Nerve decompression surgery for Chronic Daily Headache
Headaches are common once in a while in the daily modern life. Many times it is only a temporary pain due to the stress of the journey. Unfortunately for at least 10% of population, these headaches are more frequent than once in a while. Migraine is a neurological disease characterized for recurrent headaches that can go from moderate to severe pain episodes. Experiencing severe headaches more than two times per month might be sign to visit your doctor. Suffering a headache a day for more than fifteen days per month over a three-month period can be considered Chronic Migraine or chronic daily headaches. For a better diagnosis, it is important to identify the possible triggers that are activating the chronic headaches.
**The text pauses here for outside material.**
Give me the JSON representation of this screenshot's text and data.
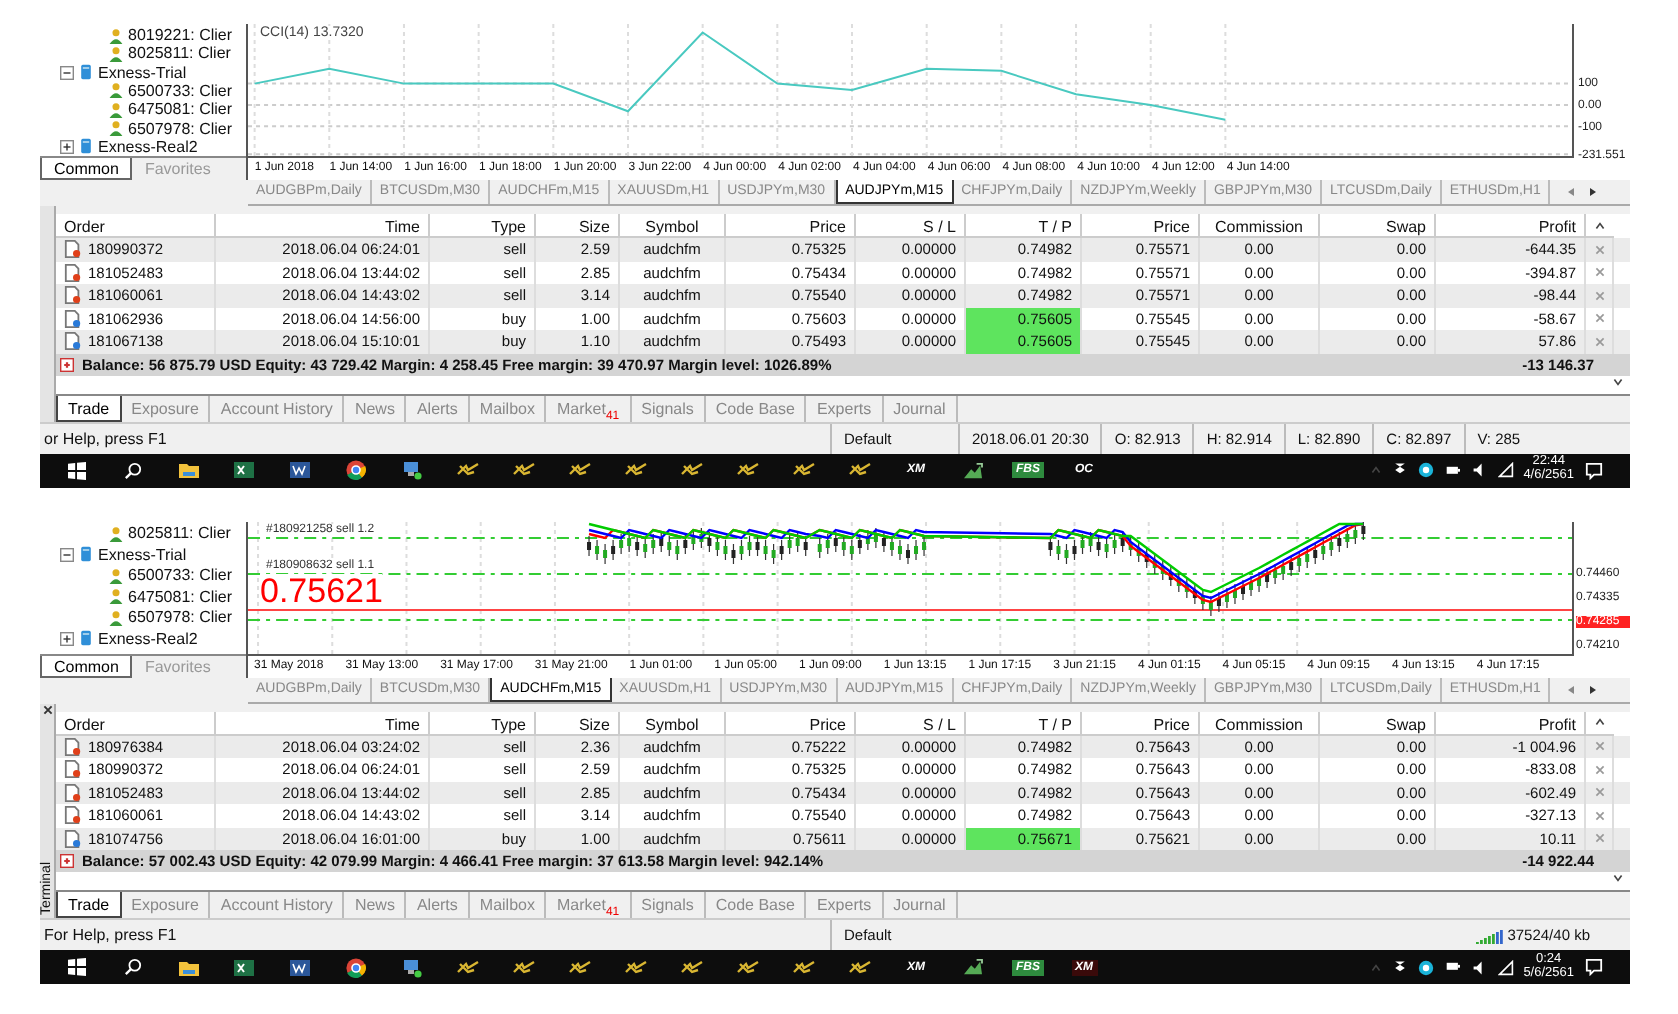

These may include food, sleep deprivation, or hormones.
Surgery, procedures, and target nerves
Migraines are normally treated with a combination of painkillers with other more specific drugs such as topiramate (used as an anticonvulsant) or propranolol (used to treat high blood pressure). Nevertheless, there is no medication proved to be 100% effective in all migraine cases.
Surgery is a procedure that can be a more definitive solution for headaches, although it might not apply to all cases. Nerve decompression surgery is applied in different nerves according to the patient characteristics.
A neurologist must first diagnose candidate patients to surgery. There is an evaluation to identify the site(s) where headache is activated. The medical background, such as headache duration and intensity, medication success or failure, medication side effects, is considered to determine the patient suitability for surgery.
Nerve decompression surgery is normally performed under general anesthesia and it takes one or two hours. If the patient have more than one triggering site, surgery may take longer. The procedure is not intracranial surgery, which means that the skull bones are never pierced or removed.
The target nerves to treat frontal migraines are the supraorbital and supratrochlear nerves. To decompress these nerves it is used an endoscopic approach (through the scalp) or a transpalpebral approach (upper eyelid).
The next most common nerve is the greater occipital nerve localized at the back of the scalp. From this nerve, there are at least six different points to decompress including the trapezius, semispinalis capitis, and the occipital artery. Other nerves are the zygomatico frontal and the auriculotemporal.
In cases of patients with rhinogenic migraines, headaches are caused by the irritation of the trigeminal nerve in the nasal mucosa. In this case, improvement can be done by septoplasty (correcting a deviated nasal septum), or a turbinectomy (when some or all of the turbinate bones are removed)